My penchant for politics may appear boring to many, and I don’t blame them. The circus aired over primetime news shows has tremendous potential to dissuade people from the apparent filth. Truth be told, I would’ve felt the same way if not for some masterpieces that I luckily stumbled upon.
Without further ado, here are my book recommendations for anyone wanting to understand Indian society and politics:
The Anarchy by William Dalrymple
Here’s an excerpt from Dalrymple’s masterpiece:
We still talk about the British conquering India, but that phrase disguises a more sinister reality. It was not the British government that began seizing great chunks of India in the mid-eighteenth century, but a dangerously unregulated private company headquartered in one small office, five windows wide, in London, and managed in India by a violent, utterly ruthless and intermittently mentally unstable corporate predator — Clive. India’s transition to colonialism took place under a for-profit corporation, which existed entirely for the purpose of enriching its investors.
More than seventy-five years post-independence, a vast majority of Indians remain oblivious to the sheer magnitude of violence, brutality, and profit-mongering that had reduced their country to ‘a poster child of third-world poverty’ by 1947. And in an era of free-market capitalism and insanely powerful profit-driven multinational corporations, some of the lessons hidden in the dark history of colonial India are more relevant than ever.
William Dalrymple’s “The Anarchy” is an excellent way to understand the past as we comprehend the present and contemplate the future.
Jugalbandi by Vinay Sitapati
“Jugalbandi” is a tale of two unlikely partners who crafted the political force that now rules India. A cosmopolitan Sindhi from Karachi who had become the face of political Hindutva. A Kanyakubj Brahmin from the Gangetic plains who grew into a universally acceptable consensus builder.

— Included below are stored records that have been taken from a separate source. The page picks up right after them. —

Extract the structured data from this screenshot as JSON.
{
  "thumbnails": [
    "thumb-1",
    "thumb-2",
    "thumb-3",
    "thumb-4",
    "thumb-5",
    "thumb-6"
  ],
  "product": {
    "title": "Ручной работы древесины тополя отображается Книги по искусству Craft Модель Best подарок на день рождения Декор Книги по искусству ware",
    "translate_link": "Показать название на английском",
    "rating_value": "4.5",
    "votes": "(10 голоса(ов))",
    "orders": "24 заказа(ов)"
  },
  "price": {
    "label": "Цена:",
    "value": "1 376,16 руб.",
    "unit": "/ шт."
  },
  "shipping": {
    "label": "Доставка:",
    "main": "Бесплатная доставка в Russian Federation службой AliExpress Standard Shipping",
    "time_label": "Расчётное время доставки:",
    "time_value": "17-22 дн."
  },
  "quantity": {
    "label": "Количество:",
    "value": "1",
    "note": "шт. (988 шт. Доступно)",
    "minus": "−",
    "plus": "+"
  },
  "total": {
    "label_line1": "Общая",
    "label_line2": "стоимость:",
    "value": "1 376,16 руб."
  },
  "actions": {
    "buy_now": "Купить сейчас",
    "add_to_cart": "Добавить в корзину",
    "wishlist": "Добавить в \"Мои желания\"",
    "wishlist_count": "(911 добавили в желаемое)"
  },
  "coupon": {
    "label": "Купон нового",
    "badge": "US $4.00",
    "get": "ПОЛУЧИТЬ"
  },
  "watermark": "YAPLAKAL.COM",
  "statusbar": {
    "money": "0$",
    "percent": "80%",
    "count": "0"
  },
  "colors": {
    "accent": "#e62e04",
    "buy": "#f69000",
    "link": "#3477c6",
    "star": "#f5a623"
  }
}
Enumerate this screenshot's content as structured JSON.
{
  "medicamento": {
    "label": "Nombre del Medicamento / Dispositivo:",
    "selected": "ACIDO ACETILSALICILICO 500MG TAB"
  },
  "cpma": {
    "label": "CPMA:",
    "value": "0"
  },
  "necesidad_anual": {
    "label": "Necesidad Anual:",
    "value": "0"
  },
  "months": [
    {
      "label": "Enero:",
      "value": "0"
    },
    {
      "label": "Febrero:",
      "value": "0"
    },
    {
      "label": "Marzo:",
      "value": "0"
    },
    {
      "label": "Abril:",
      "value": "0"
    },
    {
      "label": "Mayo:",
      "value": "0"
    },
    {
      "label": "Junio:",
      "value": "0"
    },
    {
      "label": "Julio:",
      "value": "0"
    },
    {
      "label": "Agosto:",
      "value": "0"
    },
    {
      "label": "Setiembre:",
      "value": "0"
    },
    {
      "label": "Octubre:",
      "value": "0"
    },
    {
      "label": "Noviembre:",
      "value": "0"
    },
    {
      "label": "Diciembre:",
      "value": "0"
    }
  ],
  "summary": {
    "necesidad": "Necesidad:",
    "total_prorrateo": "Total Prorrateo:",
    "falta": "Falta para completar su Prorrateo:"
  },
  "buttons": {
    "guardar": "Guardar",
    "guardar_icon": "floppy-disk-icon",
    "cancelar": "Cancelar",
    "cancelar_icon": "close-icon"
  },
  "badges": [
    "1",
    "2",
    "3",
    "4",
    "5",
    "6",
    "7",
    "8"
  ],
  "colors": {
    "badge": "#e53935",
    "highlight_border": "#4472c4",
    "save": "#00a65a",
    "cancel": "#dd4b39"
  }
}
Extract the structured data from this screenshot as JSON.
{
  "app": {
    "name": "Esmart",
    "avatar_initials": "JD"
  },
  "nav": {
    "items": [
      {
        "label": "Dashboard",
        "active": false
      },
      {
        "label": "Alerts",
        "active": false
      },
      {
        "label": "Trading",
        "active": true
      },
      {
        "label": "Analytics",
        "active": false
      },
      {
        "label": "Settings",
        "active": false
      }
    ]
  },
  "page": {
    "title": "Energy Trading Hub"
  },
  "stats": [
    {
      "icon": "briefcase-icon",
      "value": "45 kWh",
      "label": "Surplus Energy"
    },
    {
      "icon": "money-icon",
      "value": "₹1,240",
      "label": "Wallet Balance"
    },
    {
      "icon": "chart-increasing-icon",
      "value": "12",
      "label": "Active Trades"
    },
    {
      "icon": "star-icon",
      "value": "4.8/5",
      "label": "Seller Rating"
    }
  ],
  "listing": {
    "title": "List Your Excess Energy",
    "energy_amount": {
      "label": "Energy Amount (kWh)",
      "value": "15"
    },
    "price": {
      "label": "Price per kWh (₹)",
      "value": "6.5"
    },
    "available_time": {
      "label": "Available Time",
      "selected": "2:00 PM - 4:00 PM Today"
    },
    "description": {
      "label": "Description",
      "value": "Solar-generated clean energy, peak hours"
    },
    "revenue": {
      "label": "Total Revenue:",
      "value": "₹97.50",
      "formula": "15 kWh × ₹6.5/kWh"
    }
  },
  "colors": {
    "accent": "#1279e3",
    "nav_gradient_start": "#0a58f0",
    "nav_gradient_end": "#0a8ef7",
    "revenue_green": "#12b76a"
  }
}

An unlikely pair that set the trajectory of twenty-first-century India.
The Vajpayee-Advani duo remained remarkably relevant through the defining moments of modern Indian politics: the emergency, the assassination of Indira Gandhi followed by the Sikh riots, the implementation of the Mandal Commission report, the opening up of the Indian economy, the demolition of Babri Masjid, and the coalition politics of the 1990s. “Jugalbandi” is a retelling of the story of Independent India through the lens of this defining partnership.
India’s Power Elite by Sanjaya Baru

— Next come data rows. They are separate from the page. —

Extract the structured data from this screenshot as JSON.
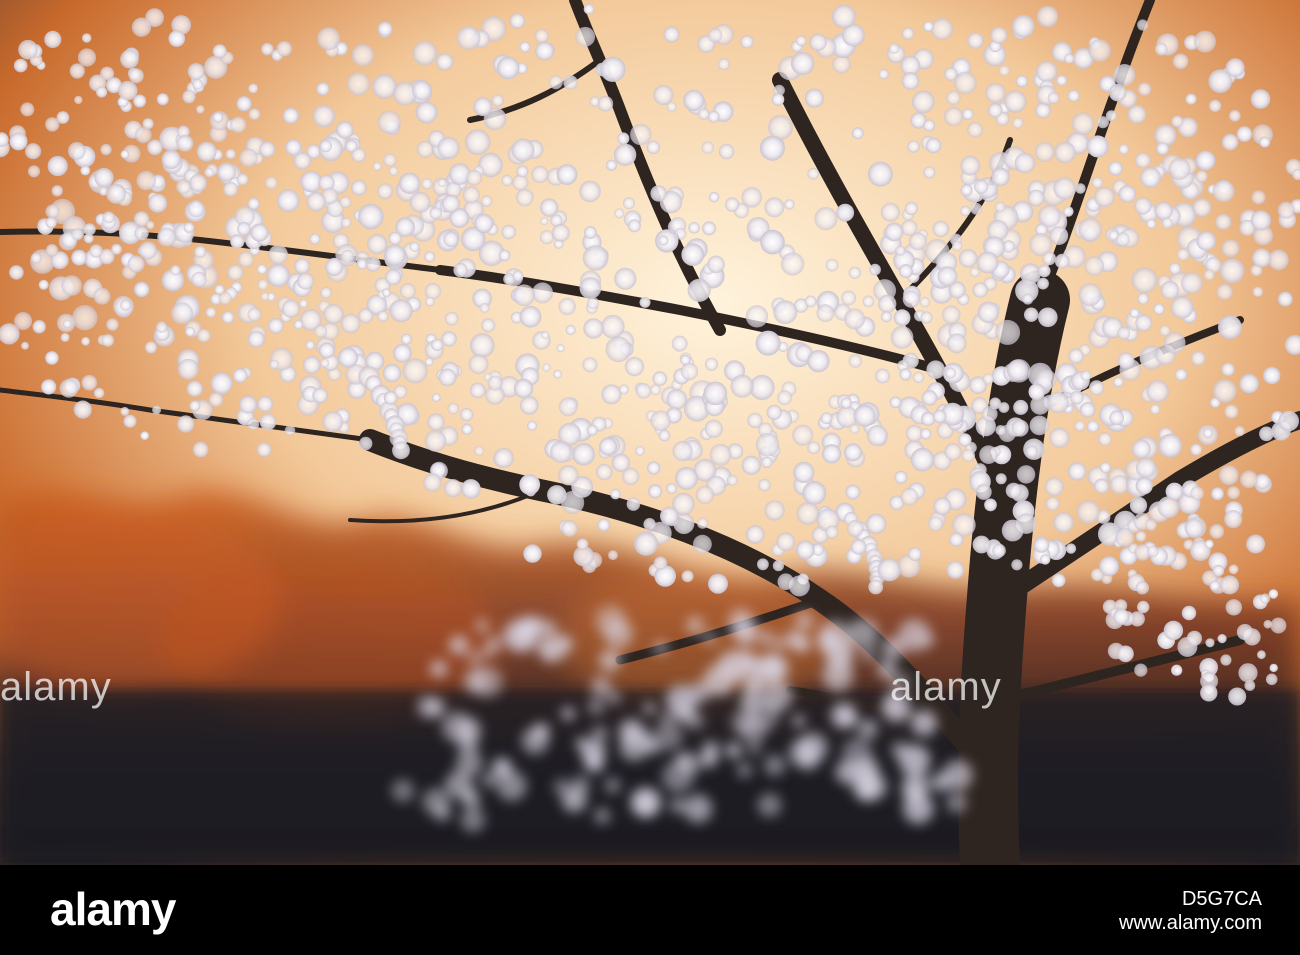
{
  "photo": {
    "colors": {
      "sky_glow": "#ffd9a8",
      "sunset_orange": "#e66a1e",
      "blossom": "#f4f1f3",
      "branch": "#2e2420",
      "dark_ground": "#1c1c24"
    }
  },
  "watermarks": {
    "left": "alamy",
    "middle": "alamy"
  },
  "footer": {
    "logo": "alamy",
    "image_id": "D5G7CA",
    "site": "www.alamy.com"
  }
}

This is a relatively quick read, albeit a little heavy on philosophy and analysis for beginners. It ably examines the relationship between power and the social hierarchies imposed by factors such as caste, class, language, and geography.
Honestly, I’d suggest you pick this one up only after gaining some understanding of the society and politics of today. The book assumes such knowledge at places while making arguments. Unlike the first two on this list, which are written like stories, “India’s Power Elite” is presented in an analytical manner.
Nonetheless, it offers remarkable clarity in its domain. Add this to your wishlist for when you’re ready to dive deeper.
I have deliberately chosen books that are relatively easy to read and do not require much external research. This list is meant for anyone who would like to start understanding society and politics out of curiosity’s sake.
Thanks for reading.